Gov. Mark Dayton on Tuesday renewed his request to Minnesota House Speaker Kurt Daudt to agree to a special legislative session to aid laid-off Iron Range miners and to address black poverty and unemployment.

Dayton added more details to his proposal for a special session, wanting to set aside $15 million to help black Minnesotans.

The funding shows that “we can make a commitment that shows people that we recognize the urgency of the situation here,” Dayton told reporters at an event in north Minneapolis.

The governor called the initial spending “just a beginning, but it is a beginning. And if we can develop a project or set of projects working with community leaders here, that participation can move forward.”

Dayton’s proposal intensifies pressure on Daudt, a Republican from Crown who has largely resisted calls for a special session.

After meeting with House GOP members Tuesday, Daudt was again noncommittal.

In a statement, Daudt said he had spoken with Dayton on Monday, adding that “our plan is to meet early next week to talk about these issues in further detail.”

Since mid-November, Dayton has called for a special legislative session to extend unemployment benefits for laid-off steelworkers in northeastern Minnesota. The state’s steel industry is in turmoil amid charges that China and other countries are underpricing steel imports. Dayton hopes legislators will convene ahead of the regularly scheduled session, which won’t begin until March 8.

The addition of legislation to address economic disparities afflicting black Minnesotans came at the urging of Senate Majority Leader Tom Bakk, DFL-Cook.

In his letter to Daudt, Dayton highlighted recent census data showing that black poverty rose from 2013 to 2014, while median household income dropped to about $27,000. To begin addressing disparities, Dayton is requesting $15 million from the Legislature “to improve economic outcomes in communities of color.”

Bakk on Monday said the state should act quickly to extend jobless benefits and avoid prolonging the economic pain of more than 1,000 jobless miners. Dayton this week said that he and some members of the state’s congressional delegation are seeking a personal meeting with President Obama to urge him to combat the dumping of foreign steel on the global market, which they say is driving down prices and crippling Minnesota’s steel industry.

Dayton does not need legislative approval to call a special session, but legislators decide when to end it, which is why governors and legislators usually negotiate issues to be addressed. Daudt previously added two conditions before he would consider agreeing to Dayton’s session proposal. Daudt said he wanted assurances that the proposed PolyMet copper-nickel mine and the Sandpiper oil pipeline would be expedited.

In his letter, Dayton responded to Daudt’s conditions on the proposed mine and oil pipeline, promising that he and his administration would not “act to impede or delay the environmental and financial reviews, if the final [environmental-impact statement] is determined to be adequate.”

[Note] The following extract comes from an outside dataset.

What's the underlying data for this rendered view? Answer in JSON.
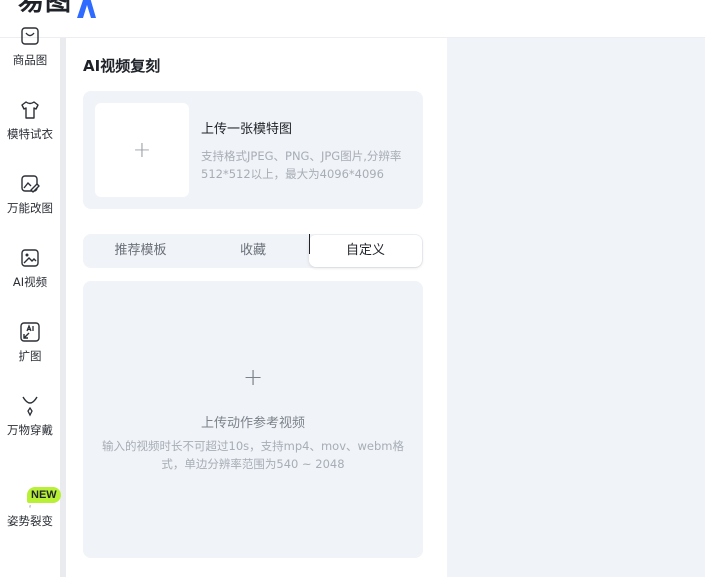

Dayton also said that he supported the Sandpiper pipeline but that the power and process to approve it lies with the state’s Public Utilities Commission. On the PolyMet mine, Dayton said that he has not yet taken a position and that he is awaiting the completion of all permitting reviews.

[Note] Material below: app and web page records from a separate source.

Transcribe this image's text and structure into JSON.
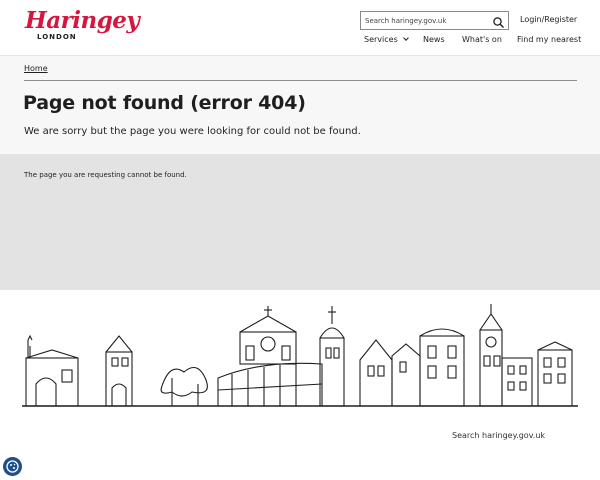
{
  "header": {
    "logo_text": "Haringey",
    "logo_sub": "LONDON",
    "search_placeholder": "Search haringey.gov.uk",
    "login_label": "Login/Register",
    "nav": {
      "services": "Services",
      "news": "News",
      "whats_on": "What's on",
      "find": "Find my nearest"
    }
  },
  "breadcrumb": {
    "home": "Home"
  },
  "page": {
    "title": "Page not found (error 404)",
    "intro": "We are sorry but the page you were looking for could not be found.",
    "message": "The page you are requesting cannot be found."
  },
  "footer": {
    "search_link": "Search haringey.gov.uk"
  },
  "colors": {
    "brand_red": "#d6163f",
    "text": "#1f1f1f",
    "hero_bg": "#f7f7f7",
    "band_bg": "#e3e3e3",
    "cookie_bg": "#1f4e8c"
  }
}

“My administration [will not] be rushed into short-circuiting and shortchanging any of those careful reviews,” Dayton wrote.

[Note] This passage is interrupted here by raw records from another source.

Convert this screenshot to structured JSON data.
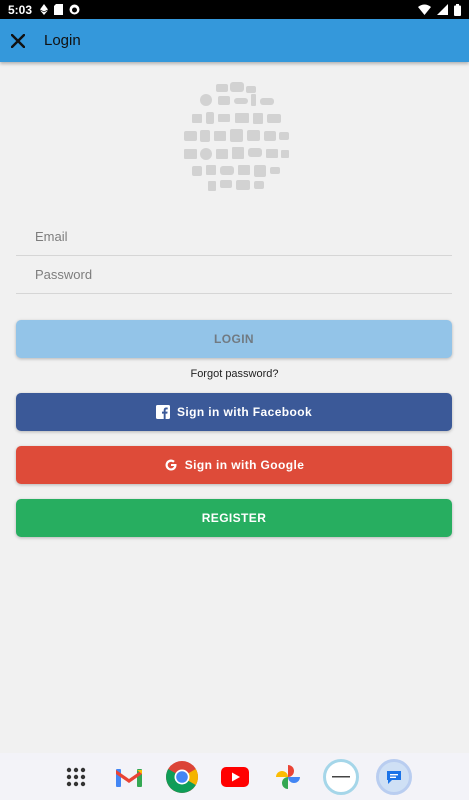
{
  "status_bar": {
    "time": "5:03"
  },
  "app_bar": {
    "title": "Login"
  },
  "form": {
    "email_placeholder": "Email",
    "password_placeholder": "Password"
  },
  "buttons": {
    "login": "LOGIN",
    "forgot": "Forgot password?",
    "facebook": "Sign in with Facebook",
    "google": "Sign in with Google",
    "register": "REGISTER"
  },
  "colors": {
    "app_bar": "#3498db",
    "login": "#93c4e8",
    "facebook": "#3b5998",
    "google": "#de4b39",
    "register": "#27ae60"
  },
  "dock": {
    "apps": [
      "app-drawer-icon",
      "gmail-icon",
      "chrome-icon",
      "youtube-icon",
      "photos-icon",
      "app-icon",
      "messages-icon"
    ]
  }
}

Daudt in his statement said it appeared that Dayton’s administration was “disrupting the permitting process for Sandpiper and proposing new, unnecessary studies for PolyMet.”

 

Star Tribune staff writer Eric Roper contributed to this report.